Laraaji: I find that to be the case for newcomers to the spiritual path. It depends on the teacher they’re exposed to. I’m finding there is a population of teachers that bring good nature, spirit, and humor to the yoga class, to help bring students out of the old model of the serious, dramatic teacher and solemness of the pursuit of spiritual reality. It can be a joyful experience. Positive, sunny, smiling, laughing.
AD: Who were some of your favorite comedians in college?
Laraaji: At that time it was Bill Cosby, Dick Gregory, Richard Pryor, Lord Buckley, Carl Reiner, Sid Caesar, Mel Brooks, Jonathan Winters, Red Skelton.
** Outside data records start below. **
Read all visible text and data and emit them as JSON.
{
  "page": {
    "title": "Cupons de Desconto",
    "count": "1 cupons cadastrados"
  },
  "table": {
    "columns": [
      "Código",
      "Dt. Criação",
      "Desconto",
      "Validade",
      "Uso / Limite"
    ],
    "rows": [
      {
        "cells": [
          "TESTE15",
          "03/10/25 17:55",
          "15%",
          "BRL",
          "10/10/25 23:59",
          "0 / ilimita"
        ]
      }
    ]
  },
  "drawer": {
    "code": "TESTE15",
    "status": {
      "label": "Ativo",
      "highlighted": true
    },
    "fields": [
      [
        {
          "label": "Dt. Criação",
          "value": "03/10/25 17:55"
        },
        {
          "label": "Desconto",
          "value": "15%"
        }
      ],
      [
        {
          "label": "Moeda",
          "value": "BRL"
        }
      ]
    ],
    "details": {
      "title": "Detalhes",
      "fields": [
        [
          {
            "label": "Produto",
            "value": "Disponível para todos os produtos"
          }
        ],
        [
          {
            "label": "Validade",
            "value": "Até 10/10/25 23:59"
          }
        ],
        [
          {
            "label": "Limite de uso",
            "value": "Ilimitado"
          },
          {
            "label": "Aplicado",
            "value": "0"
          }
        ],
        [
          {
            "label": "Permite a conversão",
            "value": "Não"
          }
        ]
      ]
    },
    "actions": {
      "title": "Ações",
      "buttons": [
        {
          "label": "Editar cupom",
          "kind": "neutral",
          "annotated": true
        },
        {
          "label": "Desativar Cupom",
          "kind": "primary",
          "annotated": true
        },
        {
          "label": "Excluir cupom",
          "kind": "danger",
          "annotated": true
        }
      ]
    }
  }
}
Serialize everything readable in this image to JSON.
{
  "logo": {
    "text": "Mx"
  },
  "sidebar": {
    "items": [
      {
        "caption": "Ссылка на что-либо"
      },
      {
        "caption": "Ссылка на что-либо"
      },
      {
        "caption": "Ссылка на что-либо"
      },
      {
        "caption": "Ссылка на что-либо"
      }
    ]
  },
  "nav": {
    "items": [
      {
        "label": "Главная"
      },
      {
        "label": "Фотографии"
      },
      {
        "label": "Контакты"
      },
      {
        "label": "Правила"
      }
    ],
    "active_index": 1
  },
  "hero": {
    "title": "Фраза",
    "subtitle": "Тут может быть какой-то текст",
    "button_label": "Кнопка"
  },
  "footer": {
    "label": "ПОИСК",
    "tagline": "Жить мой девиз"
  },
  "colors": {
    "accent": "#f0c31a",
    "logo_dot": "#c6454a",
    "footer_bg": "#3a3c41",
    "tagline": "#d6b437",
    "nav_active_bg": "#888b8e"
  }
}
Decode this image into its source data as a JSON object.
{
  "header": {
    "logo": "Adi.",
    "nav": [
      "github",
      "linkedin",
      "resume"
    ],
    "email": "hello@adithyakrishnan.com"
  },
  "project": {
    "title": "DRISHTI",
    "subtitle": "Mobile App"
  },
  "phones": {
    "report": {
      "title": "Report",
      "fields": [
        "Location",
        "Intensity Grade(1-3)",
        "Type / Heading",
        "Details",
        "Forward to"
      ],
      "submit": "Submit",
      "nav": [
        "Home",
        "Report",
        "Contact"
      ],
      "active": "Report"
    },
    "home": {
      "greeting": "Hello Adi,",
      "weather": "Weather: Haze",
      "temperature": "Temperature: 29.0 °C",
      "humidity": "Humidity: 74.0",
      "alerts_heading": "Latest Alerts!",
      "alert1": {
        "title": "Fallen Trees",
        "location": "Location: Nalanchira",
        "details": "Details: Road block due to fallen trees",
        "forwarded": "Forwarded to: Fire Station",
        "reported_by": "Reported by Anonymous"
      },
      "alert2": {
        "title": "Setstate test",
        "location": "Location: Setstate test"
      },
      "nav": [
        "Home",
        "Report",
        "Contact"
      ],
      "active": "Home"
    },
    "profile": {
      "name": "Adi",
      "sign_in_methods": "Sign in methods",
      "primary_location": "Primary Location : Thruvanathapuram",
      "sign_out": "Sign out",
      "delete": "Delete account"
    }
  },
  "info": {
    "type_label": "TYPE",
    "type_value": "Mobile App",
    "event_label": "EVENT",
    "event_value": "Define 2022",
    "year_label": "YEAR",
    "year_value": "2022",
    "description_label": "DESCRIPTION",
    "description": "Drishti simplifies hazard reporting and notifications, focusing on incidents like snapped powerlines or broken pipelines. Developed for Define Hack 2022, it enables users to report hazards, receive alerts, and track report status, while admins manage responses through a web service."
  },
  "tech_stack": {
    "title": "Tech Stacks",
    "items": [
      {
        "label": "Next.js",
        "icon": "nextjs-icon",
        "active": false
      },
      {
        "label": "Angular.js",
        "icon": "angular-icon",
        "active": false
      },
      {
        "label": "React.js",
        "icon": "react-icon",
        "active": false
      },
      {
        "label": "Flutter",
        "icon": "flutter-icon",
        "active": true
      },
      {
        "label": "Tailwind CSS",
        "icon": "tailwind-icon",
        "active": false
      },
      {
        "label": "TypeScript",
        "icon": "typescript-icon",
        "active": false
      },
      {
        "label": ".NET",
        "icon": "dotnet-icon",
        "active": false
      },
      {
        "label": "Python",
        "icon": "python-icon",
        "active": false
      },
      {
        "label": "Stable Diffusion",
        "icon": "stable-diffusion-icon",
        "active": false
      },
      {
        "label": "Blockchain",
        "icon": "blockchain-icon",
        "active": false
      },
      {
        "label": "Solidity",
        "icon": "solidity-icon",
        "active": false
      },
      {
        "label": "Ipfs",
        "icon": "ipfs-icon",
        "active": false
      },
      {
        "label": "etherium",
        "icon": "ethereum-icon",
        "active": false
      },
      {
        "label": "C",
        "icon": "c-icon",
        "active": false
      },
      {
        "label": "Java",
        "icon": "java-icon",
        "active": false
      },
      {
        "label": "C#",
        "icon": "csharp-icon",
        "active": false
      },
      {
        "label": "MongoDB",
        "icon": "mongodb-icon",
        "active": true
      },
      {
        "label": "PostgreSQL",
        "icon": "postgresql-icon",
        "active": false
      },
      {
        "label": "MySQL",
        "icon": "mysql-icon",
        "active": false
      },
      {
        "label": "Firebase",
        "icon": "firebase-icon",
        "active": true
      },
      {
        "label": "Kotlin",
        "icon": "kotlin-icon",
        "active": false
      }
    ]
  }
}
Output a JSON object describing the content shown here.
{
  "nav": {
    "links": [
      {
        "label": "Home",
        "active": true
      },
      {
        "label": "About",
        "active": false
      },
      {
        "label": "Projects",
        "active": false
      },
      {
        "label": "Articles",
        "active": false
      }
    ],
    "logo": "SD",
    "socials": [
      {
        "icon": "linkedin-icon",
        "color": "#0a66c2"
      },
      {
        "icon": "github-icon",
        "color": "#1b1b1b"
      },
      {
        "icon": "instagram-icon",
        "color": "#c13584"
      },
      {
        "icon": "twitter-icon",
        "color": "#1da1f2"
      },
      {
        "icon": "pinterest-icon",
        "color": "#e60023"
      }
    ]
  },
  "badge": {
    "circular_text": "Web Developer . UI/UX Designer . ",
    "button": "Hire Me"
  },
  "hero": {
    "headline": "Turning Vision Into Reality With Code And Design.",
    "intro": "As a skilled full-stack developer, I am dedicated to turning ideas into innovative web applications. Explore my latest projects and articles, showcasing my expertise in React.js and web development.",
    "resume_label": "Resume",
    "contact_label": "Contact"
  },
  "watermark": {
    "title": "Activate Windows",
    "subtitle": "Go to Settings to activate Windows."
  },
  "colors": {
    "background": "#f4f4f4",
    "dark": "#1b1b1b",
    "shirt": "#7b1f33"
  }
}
A wide variety of them: Phyllis Diller, Joan Rivers, Moms Mabley.
AD: A lot of the performers you mentioned – chiefly Gregory and Pryor – served as commentators on society.
Laraaji: Very much. They woke us up to the spirit of the voice. They were saying things the masses of black people at the time didn’t know how to say for themselves or where to say and vent it.
AD: Do you feel like your music plays a role in commenting on your own reality or our shared reality?
Laraaji: My music comments on the journey of awakening, of moving to higher options for life and living. To move from stress to flow; to move from the blues and sadness to more bliss and balance and equilibrium. I believe my songs address our ability to use the imagination and will to bring one’s lifestyle more in alignment with the heart’s real desire, to move beyond suffering for self and to help others move out of unnecessary suffering.
AD: You also worked as an actor, appearing in the film Putney Swope. Do you ever miss acting, or do you find that music allows you to tap into some of those same creative energies?
Laraaji: I do find that in the studio and in performance I delve into the same internal movements that I do in acting. It helps my music to emerge and liberates me from a single character or single sense of personality. Like doing character acting, I’ve found I can do “character singing,” let the voice assume a different character in order to help transport the message and sensation of the music. That happened on Bring On the Sun. The album includes at least three songs in which acting plays a role in delivering the lyrics and emotional intent.
AD: Do you find that the characters and personas you tap into emerge from the improvisational process, or do you spend time developing them beforehand?
Laraaji: Both cases. For instance, there’s a wafting general character of a deep rural, backwoods Southern [man]– kind of a shamanic elder – who occasionally encounters the urban person and startles the urban person with deep wisdom, through the use of broken English or unrefined English [in the songs]. Then, there’s a character who emerges from a deep transcendental trance, who speaks with a deep timeless wisdom voice. Those are characters who keep emerging during improvisation. And then a personality will come out of the sky, to facilitate the particular needs of that song or passage of words.
AD: Do you find these characters are rooted in your own imagination or something else?
Laraaji: Some are rooted in my own imagination, others come as the result of listening to comedy. I listen to a lot of comedy on Pandora. There are some very fine and funny comedians out there. I’m listening so much I find the influence seeps into my delivery.
AD: Like who?
Laraaji: Jim Gaffigan.
AD: He’s got a lot of voices. I can see that being influential.
Laraaji: Yes. Mitch Hedberg. George Carlin, especially.
AD: What makes a joke work for you?
Laraaji: Now, it’s delivery. There is an attitude in the voice of the delivery, and attitude in cooperation with or in opposition to the words being spoken. There’s a comedic intention that stimulates. The body language of the delivery can be suggested in the voice – there’s a vocal character and a strong whine. Comedians have a “schtick” and a “whine.” A “whine” is a continuous flavor, a continuous energy in the voice, that identities that material. The “schtick” is the way their material or subject matter, or how they go about pulling the audience into the zone of spontaneous laughter. That’s what can pull me into laughter. words / j woodbury